132.The MoSSL finances emotional assistance by phone to the country’s residents, provided by 5 emotional help lines of the country: Youth, Children, Hope, Women (the latter two are operating 24 hours a day) and the Linija Doverija.

Article 15

133.On 26 March 2015, the Seimas adopted amendments to the CC and related legislation aimed at implementing Art. 12 of the 2006 United Nations Convention on the Rights of Persons with Disabilities on ensuring the rights of persons with disabilities, amending the legal regulation of the institute for limitation of legal capacity. New changes to the legal regulation came into effect on 1 January 2016. The basic principles relate to the fact that the person’s legal capacity must be limited as little as possible, and the measures restricting the person’s legal capacity, when it is necessary to apply them, must be as personalised as possible, adapted to the particular situation of the person and fully justified. If there is any doubt as to the expediency or reasonableness of the limitation of legal capacity, all doubts must be assessed in favour of the person claimed to be incapacitated in a particular area. It seeks to implement both new rules of substantive law and special provisions of procedural law. The CC establishes new legal institutes: 1) decision-making assistance and 2) prior designation.

134.Advance orders, their registration, amendment, addition and cancellation are regulated in Articles 2.1371–2.1373 of the CC. Articles 3.2791–3.2793 of the CC regulate the institute for assistance in decision-making. The assumptions made to individualise the measures of limitation of legal capacity applied to a particular person are established, and provides that the person’s capacity could be limited or the person could be recognised as legally incapable only in certain areas, thus seeking to protect the rights of a person as much as possible and to limit the person’s capacity as little as possible, as well proportionality and validity of this limitation.
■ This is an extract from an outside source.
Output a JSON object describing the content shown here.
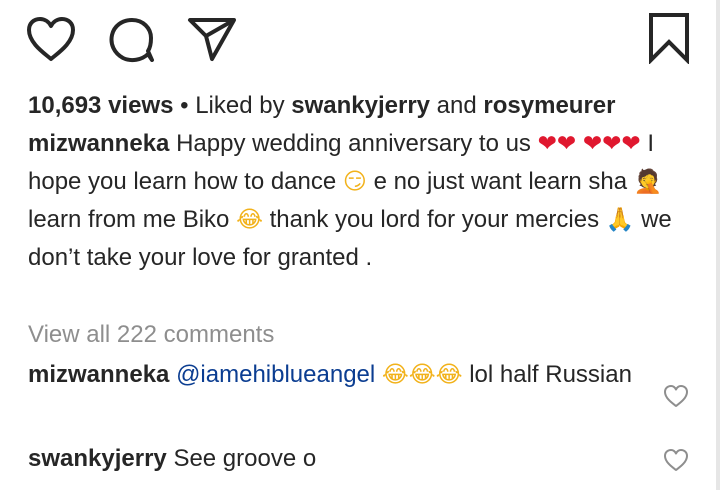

It should be noted that the person’s legal capacity can be limited only by a court decision.

135.The right of ownership is governed by Chapter V of the Fourth Book of the CC, which does not contain any discriminatory provisions based on gender or age. The law of succession is regulated in the Fifth Book of the CC. The CC does not impose any discriminatory provisions on the basis of gender or age in the field of inheritance law. The specified CC provisions did not change in the 2011–2017 period.

Article 16

136.Concerning part 41 of the Recommendations for Lithuania. The basic principles and relevant provisions related to the equal rights of women and men did not change in the 2011–2017 period. It should be noted that the CC does not regulate the maximum age at which marriage is permitted, and therefore does not impose any discriminatory provisions on the basis of gender or age.

Concerning part 44 of the Recommendations for Lithuania

137.Recommendations for Lithuania were considered in various formats. On 21 August 2014, they were discussed at the meeting of the Commission on Equal Opportunities for Women and Men. On 28 August 2018, to implement the decisions of this meeting, the MoSSL asked the ministries in writing to assess the Recommendations for Lithuania and provide measures for the implementation of these Recommendations by the programmes developed and implemented in accordance with their competence. The Recommendations for Lithuania were distributed in Lithuanian to state institutions of all levels.